“Reviewing the entire current kapparos situation, using alternative to chickens such as money to tzedakah, might be a desirable option.” – Orthodox Rabbi Gershon Tannenbaum
From a distance, kapporos sites look like street festivals. But up close, they are horrifying makeshift slaughterhouses on public streets. This ritual, which is practiced primarily by Hasidic Jewish communities, involves the rough handling (waving chickens over one’s head) and slaughter of chickens in a sacrificial atonement ceremony prior to the holiday of Yom Kippur.
Just in Brooklyn, New York, more than 50,000 chickens are trucked in for this ritual. They languish without food and water, stacked in cramped, filthy transport crates on public streets for hours. Many don’t even survive until the time when they would be slaughtered.
The use of live chickens for this ritual has been widely criticized by rabbis representing a wide range of Jewish observance. Most Jewish communities that still practice kapporos do so using money, instead of live chickens; the money—instead of meat—is then donated to tzedakah (charity). Using money is a religiously approved option and eliminates all the gratuitous cruelty associated with this ceremony.
Rabbi Shea Hecht runs the largest—and arguably the most inhumane—kapporos operation in Brooklyn. In 2007, PETA filmed that workers were filling seven crates with the bodies of chickens who died while suffering for hours in crowded transport crates at Hecht’s kapporos center. Adults and children handled chickens abusively during the painful ceremony. Because of the volume of chickens and because the pace of slaughter was so rushed, many chickens were stuffed inside trash bags while still conscious. Some chickens who were not slaughtered were found abandoned after kapporos in boxes without any food or water and had to be rescued.
Thousands of slaughtered chickens—about two-thirds of those used at Rabbi Hecht’s kapporos site—were not given to charity but were thrown away after slaughter. This operation did not have the capacity to process the vast number of chickens killed. PETA was told by an organizer that other chickens would be purchased as replacements, doubling the death toll. Rabbi Moshe Weiner of the Kashrus Information Service called this disposal unacceptable. This was a tremendous waste of life, in violation of the intent of kapporos, and a flagrant disregard for the Jewish principle of bal tashchit (against wasteful, wanton destruction).

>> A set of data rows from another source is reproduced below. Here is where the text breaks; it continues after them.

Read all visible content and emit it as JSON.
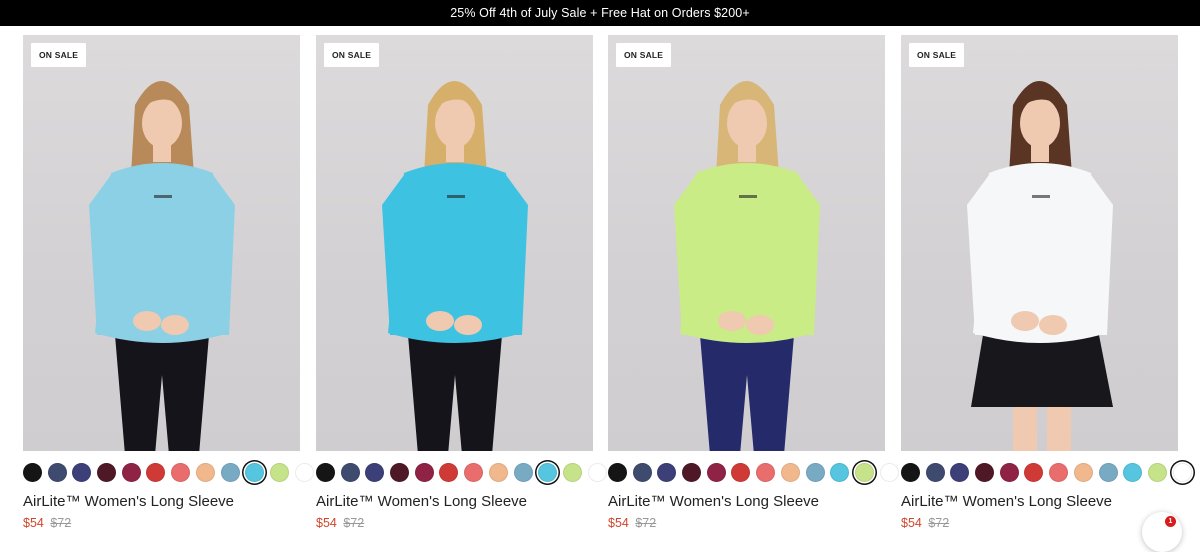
{
  "announcement": {
    "text": "25% Off 4th of July Sale + Free Hat on Orders $200+"
  },
  "products": [
    {
      "badge": "ON SALE",
      "title": "AirLite™ Women's Long Sleeve",
      "price": "$54",
      "compare_price": "$72",
      "image": {
        "hair": "#b88a5a",
        "shirt": "#8cd0e6",
        "bottom": "#14141a",
        "bottom_type": "leggings"
      },
      "selected_swatch": 9
    },
    {
      "badge": "ON SALE",
      "title": "AirLite™ Women's Long Sleeve",
      "price": "$54",
      "compare_price": "$72",
      "image": {
        "hair": "#d6b06a",
        "shirt": "#3ec2e2",
        "bottom": "#14141a",
        "bottom_type": "leggings"
      },
      "selected_swatch": 9
    },
    {
      "badge": "ON SALE",
      "title": "AirLite™ Women's Long Sleeve",
      "price": "$54",
      "compare_price": "$72",
      "image": {
        "hair": "#d8b677",
        "shirt": "#c9ec86",
        "bottom": "#252b6a",
        "bottom_type": "leggings"
      },
      "selected_swatch": 10
    },
    {
      "badge": "ON SALE",
      "title": "AirLite™ Women's Long Sleeve",
      "price": "$54",
      "compare_price": "$72",
      "image": {
        "hair": "#5a3524",
        "shirt": "#f6f7f9",
        "bottom": "#17171c",
        "bottom_type": "skirt"
      },
      "selected_swatch": 11
    }
  ],
  "swatch_colors": [
    "#151515",
    "#3e4a6e",
    "#3c3f78",
    "#4e1827",
    "#8e2345",
    "#cf3a37",
    "#ea6d6d",
    "#f1b88e",
    "#79aac4",
    "#55c5e0",
    "#c6e38a",
    "#ffffff"
  ],
  "chat_widget": {
    "badge_count": "1"
  }
}
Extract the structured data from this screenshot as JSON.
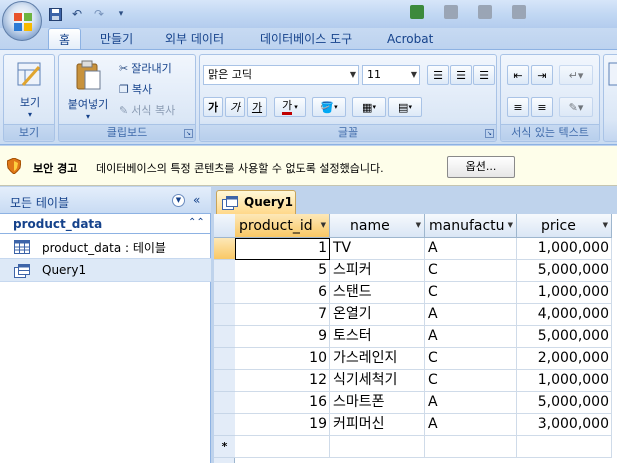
{
  "titlebar": {
    "office_button": "office-logo",
    "qat_icons": [
      "save-icon",
      "undo-icon",
      "redo-icon",
      "customize-icon"
    ]
  },
  "tabs": [
    "홈",
    "만들기",
    "외부 데이터",
    "데이터베이스 도구",
    "Acrobat"
  ],
  "ribbon": {
    "views": {
      "button": "보기",
      "group": "보기"
    },
    "clipboard": {
      "paste": "붙여넣기",
      "cut": "잘라내기",
      "copy": "복사",
      "format_painter": "서식 복사",
      "group": "클립보드"
    },
    "font": {
      "name": "맑은 고딕",
      "size": "11",
      "bold": "가",
      "italic": "가",
      "underline": "가",
      "font_color": "가",
      "group": "글꼴"
    },
    "rich_text": {
      "group": "서식 있는 텍스트"
    },
    "accent_color": "#c00000"
  },
  "security_bar": {
    "title": "보안 경고",
    "message": "데이터베이스의 특정 콘텐츠를 사용할 수 없도록 설정했습니다.",
    "options_button": "옵션..."
  },
  "nav": {
    "header": "모든 테이블",
    "group": "product_data",
    "items": [
      {
        "label": "product_data : 테이블",
        "icon": "table-icon",
        "selected": false
      },
      {
        "label": "Query1",
        "icon": "query-icon",
        "selected": true
      }
    ]
  },
  "document": {
    "tab": "Query1",
    "columns": [
      "product_id",
      "name",
      "manufactu",
      "price"
    ],
    "rows": [
      {
        "product_id": "1",
        "name": "TV",
        "manufacturer": "A",
        "price": "1,000,000"
      },
      {
        "product_id": "5",
        "name": "스피커",
        "manufacturer": "C",
        "price": "5,000,000"
      },
      {
        "product_id": "6",
        "name": "스탠드",
        "manufacturer": "C",
        "price": "1,000,000"
      },
      {
        "product_id": "7",
        "name": "온열기",
        "manufacturer": "A",
        "price": "4,000,000"
      },
      {
        "product_id": "9",
        "name": "토스터",
        "manufacturer": "A",
        "price": "5,000,000"
      },
      {
        "product_id": "10",
        "name": "가스레인지",
        "manufacturer": "C",
        "price": "2,000,000"
      },
      {
        "product_id": "12",
        "name": "식기세척기",
        "manufacturer": "C",
        "price": "1,000,000"
      },
      {
        "product_id": "16",
        "name": "스마트폰",
        "manufacturer": "A",
        "price": "5,000,000"
      },
      {
        "product_id": "19",
        "name": "커피머신",
        "manufacturer": "A",
        "price": "3,000,000"
      }
    ],
    "new_row_marker": "*"
  }
}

Please write to representatives of the Beis Din of Crown Heights—the kosher agency that certifies this kapporos operation—to demand that it no longer certify Rabbi Hecht’s kapporos operation.